It’s weird because it took on that almost porn-like form where we had to get this final scene, no matter what. And I guess we thought that they would maybe turn it into a love scene if they had drugs and if they were shooting up because, as it turns out, in their personal story they never were lovers unless they were getting high. So their lovemaking was inseparable from the drug thing, except for that first time. I didn't know that they weren’t actually lovers in the traditional sense, but that’s sort of the underlying thing of the whole film. The whole thing was a kind of facade. Even the fact that they were lovers was a facade that Tigr had fallen for.
EP: I think one of the really kind of great things about the restoration is that you can actually see the blood in the syringe during that scene, which I never did before. So it’s like, “Oh, yeah, this is real.”
JB: I never did either. I saw that she boots the needle and you can see the blood there. I just saw that for the first time myself. That’s crazy, that’s exactly what I was thinking when I saw it. And that was exactly my thought: this is indisputably real. That’s the blood. There’s just no question about that.
EP: One last thing I wanted to mention: as I was leaving one of the screenings I did in Austin a few months back, I overheard someone say, “This is the hottest audience I’ve ever seen here before,” which I think is a great compliment.
JB: [laughs] Oh, that is really good. Yeah, wow. That is a great compliment. Wow. That's like a line . . . “The audience for this film is hot!” If that’d been one of those slug lines they put on the poster, that would really get people in.

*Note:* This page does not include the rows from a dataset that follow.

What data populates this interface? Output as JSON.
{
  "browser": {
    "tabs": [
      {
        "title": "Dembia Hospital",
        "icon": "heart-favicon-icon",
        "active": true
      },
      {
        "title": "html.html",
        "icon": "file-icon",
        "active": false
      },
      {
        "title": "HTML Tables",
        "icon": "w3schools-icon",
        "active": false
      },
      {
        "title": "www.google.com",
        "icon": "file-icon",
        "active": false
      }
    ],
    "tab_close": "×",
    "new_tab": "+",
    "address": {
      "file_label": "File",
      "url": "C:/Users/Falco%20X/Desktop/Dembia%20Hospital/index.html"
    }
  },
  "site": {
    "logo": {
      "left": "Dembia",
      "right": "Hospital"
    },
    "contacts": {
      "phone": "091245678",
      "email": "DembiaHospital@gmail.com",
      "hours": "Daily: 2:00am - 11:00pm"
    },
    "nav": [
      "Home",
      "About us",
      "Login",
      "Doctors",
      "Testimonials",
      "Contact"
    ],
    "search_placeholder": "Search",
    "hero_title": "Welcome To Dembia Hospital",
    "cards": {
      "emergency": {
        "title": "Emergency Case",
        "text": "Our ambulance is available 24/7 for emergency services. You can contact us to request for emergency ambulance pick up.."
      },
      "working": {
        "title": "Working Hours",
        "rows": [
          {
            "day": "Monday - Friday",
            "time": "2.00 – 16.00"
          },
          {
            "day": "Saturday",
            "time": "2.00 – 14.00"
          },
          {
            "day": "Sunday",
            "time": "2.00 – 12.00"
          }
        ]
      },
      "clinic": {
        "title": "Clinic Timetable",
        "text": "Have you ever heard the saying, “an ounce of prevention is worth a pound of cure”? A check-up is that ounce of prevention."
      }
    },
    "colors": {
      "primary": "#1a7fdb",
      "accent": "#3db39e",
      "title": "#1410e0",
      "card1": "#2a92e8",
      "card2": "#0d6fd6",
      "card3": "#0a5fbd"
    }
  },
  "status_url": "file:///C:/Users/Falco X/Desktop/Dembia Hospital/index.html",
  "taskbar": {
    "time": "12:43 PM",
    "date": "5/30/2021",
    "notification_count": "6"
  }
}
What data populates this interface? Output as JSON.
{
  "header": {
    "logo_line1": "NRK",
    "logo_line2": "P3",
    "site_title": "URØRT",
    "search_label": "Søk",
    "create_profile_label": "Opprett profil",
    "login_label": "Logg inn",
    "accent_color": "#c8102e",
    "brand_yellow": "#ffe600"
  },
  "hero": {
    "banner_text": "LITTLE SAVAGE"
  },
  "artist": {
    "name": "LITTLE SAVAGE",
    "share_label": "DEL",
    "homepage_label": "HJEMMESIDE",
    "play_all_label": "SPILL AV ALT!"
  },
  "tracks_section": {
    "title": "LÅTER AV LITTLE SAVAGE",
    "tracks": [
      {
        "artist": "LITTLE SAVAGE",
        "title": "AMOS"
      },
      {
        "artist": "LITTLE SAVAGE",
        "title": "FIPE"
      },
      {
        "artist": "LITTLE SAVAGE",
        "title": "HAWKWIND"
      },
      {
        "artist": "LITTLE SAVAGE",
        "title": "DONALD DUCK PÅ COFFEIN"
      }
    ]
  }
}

Kamikaze Hearts screens tonight, July 19 at Nitehawk Williamsburg in a new digital restoration. Director Juliet Bashore, actor Jennifer Blowdryer, and producer Heather Buckley will be in attendance for a Q&A.